*** Data for processing

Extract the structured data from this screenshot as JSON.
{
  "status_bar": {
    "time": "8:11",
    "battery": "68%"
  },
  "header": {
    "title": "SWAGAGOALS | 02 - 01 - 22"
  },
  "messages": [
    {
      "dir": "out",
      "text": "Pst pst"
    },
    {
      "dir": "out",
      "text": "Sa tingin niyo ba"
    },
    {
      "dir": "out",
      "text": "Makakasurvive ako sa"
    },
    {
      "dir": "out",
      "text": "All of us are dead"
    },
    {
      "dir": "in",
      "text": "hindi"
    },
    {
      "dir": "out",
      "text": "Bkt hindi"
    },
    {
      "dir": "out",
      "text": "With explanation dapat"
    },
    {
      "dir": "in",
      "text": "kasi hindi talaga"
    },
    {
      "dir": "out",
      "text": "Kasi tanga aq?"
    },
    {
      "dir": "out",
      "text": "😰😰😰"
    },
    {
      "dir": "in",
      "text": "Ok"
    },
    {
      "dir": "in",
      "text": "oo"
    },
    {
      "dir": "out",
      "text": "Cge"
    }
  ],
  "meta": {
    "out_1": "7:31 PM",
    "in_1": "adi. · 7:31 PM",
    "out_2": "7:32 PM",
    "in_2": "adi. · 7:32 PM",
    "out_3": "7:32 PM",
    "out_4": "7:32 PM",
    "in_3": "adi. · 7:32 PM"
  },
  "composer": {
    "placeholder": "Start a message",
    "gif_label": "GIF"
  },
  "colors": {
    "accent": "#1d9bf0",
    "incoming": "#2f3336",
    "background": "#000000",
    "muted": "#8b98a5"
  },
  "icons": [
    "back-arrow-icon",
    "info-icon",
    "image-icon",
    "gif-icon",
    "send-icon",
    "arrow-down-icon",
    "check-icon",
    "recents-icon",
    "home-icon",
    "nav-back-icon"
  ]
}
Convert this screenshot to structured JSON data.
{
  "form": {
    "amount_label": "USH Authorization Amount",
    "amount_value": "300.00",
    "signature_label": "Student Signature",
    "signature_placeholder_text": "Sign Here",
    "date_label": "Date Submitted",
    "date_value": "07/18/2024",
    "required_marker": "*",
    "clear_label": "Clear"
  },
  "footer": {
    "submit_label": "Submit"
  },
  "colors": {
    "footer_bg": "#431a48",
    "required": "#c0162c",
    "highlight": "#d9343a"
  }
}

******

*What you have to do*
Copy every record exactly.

*Answer to the exercise*
Extract the structured data from this screenshot as JSON.
{
  "status_bar": {
    "time": "8:11",
    "battery": "68%"
  },
  "header": {
    "title": "SWAGAGOALS | 02 - 01 - 22"
  },
  "messages": [
    {
      "dir": "out",
      "text": "Pst pst"
    },
    {
      "dir": "out",
      "text": "Sa tingin niyo ba"
    },
    {
      "dir": "out",
      "text": "Makakasurvive ako sa"
    },
    {
      "dir": "out",
      "text": "All of us are dead"
    },
    {
      "dir": "in",
      "text": "hindi"
    },
    {
      "dir": "out",
      "text": "Bkt hindi"
    },
    {
      "dir": "out",
      "text": "With explanation dapat"
    },
    {
      "dir": "in",
      "text": "kasi hindi talaga"
    },
    {
      "dir": "out",
      "text": "Kasi tanga aq?"
    },
    {
      "dir": "out",
      "text": "😰😰😰"
    },
    {
      "dir": "in",
      "text": "Ok"
    },
    {
      "dir": "in",
      "text": "oo"
    },
    {
      "dir": "out",
      "text": "Cge"
    }
  ],
  "meta": {
    "out_1": "7:31 PM",
    "in_1": "adi. · 7:31 PM",
    "out_2": "7:32 PM",
    "in_2": "adi. · 7:32 PM",
    "out_3": "7:32 PM",
    "out_4": "7:32 PM",
    "in_3": "adi. · 7:32 PM"
  },
  "composer": {
    "placeholder": "Start a message",
    "gif_label": "GIF"
  },
  "colors": {
    "accent": "#1d9bf0",
    "incoming": "#2f3336",
    "background": "#000000",
    "muted": "#8b98a5"
  },
  "icons": [
    "back-arrow-icon",
    "info-icon",
    "image-icon",
    "gif-icon",
    "send-icon",
    "arrow-down-icon",
    "check-icon",
    "recents-icon",
    "home-icon",
    "nav-back-icon"
  ]
}
Convert this screenshot to structured JSON data.
{
  "form": {
    "amount_label": "USH Authorization Amount",
    "amount_value": "300.00",
    "signature_label": "Student Signature",
    "signature_placeholder_text": "Sign Here",
    "date_label": "Date Submitted",
    "date_value": "07/18/2024",
    "required_marker": "*",
    "clear_label": "Clear"
  },
  "footer": {
    "submit_label": "Submit"
  },
  "colors": {
    "footer_bg": "#431a48",
    "required": "#c0162c",
    "highlight": "#d9343a"
  }
}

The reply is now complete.